Langley teacher Djiba Camara wants to raise funds to help people in his native country of Guinea.

Langley teacher Djiba Camara wants to raise funds to help people in his native country of Guinea.

Langley teacher hopes to help people ‘back home’ in Guinea

H.D. Stafford teacher has collected items to ship and needs to raise enough funds to ship container.

A popular H.D. Stafford teacher is not giving up hope to one day bring supplies, educational tools and sports equipment to impoverished children in his home country of Guinea in Africa.

Djiba Camara, who teaches gym and French at the Langley middle school, said “he can go any time and is ready,” he just needs the money to ship the container to his home country, also known as Guinea- Conakry.

Originally, he estimated the cost of shipping to be around $5,000. In reality, it is closer to $20,000.

“I’m still looking for a container company who can help me out,” said Camara.

“The community has been wonderful and we have a classroom here full of donations and another room at the Langley Teachers’ Association office full too.”

Clothing, shoes, school supplies and sports equipment have been flowing in to fill the container but it costs money to have it shipped to one of the poorest and most corrupt countries in the world.

“NGOs can’t work in Guinea because it is so dangerous,” he said.

Stafford principal Gary McCuaig donated 30 sewing machines. Once these arrive, a community sewing centre can be created.

The goal is also to set up a learning centre for computer technology. Camara is hoping someone in Langley will donate a used laptop and a projector. A French school is ready to teach with books and DVDs to help the students.

The students and staff at HD Stafford have raised $1,150 for Guinea. Langley FC Soccer donated uniforms and soccer equipment.

He had organized it so that he was going to be met by local police to help ensure his safety as he tries to get the supplies from the container to students who desperately need them.

He is putting himself at some risk, but it is the only way he can ensure everything gets to the schools in need.

“They have nothing,” said Camara, who returned to his home country for the first time in 30 years in 2011. He was there to see his mother. She passed away this year.

The poverty he saw there moved him to action.

Camara, who once coached the women’s Whitecaps team and is a certified FIFA coach, has soccer to thank for helping him escape poverty.

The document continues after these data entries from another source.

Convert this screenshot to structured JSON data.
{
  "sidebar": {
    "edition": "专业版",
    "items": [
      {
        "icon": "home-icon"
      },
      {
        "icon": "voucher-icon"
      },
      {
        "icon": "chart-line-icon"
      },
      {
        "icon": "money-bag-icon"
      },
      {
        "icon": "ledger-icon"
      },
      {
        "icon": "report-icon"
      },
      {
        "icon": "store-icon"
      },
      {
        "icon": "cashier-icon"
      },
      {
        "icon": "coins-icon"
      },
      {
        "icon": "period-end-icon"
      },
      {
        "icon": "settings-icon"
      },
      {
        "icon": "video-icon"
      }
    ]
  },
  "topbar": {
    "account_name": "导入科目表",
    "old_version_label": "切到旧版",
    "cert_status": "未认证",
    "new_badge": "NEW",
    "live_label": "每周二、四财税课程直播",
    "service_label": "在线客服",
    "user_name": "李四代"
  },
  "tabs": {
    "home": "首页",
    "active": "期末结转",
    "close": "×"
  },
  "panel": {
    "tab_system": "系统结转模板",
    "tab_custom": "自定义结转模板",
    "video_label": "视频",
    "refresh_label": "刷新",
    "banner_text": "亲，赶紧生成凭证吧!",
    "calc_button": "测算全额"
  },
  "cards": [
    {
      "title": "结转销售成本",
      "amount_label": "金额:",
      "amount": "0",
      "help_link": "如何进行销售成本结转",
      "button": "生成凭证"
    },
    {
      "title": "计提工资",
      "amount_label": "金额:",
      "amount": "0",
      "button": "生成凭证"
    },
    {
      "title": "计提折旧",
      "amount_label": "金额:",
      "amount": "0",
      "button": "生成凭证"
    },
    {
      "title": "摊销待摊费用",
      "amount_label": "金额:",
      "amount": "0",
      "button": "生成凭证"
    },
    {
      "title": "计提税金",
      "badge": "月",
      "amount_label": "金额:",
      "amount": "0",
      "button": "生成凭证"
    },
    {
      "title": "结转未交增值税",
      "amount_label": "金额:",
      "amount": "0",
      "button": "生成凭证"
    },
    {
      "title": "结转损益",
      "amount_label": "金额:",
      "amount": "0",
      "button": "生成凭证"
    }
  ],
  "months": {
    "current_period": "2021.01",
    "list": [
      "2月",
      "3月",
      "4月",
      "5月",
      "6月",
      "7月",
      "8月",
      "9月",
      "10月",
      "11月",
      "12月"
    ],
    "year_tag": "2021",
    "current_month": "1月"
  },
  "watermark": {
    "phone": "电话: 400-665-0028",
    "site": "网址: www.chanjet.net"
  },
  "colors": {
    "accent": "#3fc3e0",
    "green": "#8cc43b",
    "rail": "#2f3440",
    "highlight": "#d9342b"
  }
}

“I played professional soccer in Europe and became a Hungarian citizen,” he said.

Camara has set up a website where people can donate. Donors will receive a gift made by the people of Guinea.

Go to Or contact him at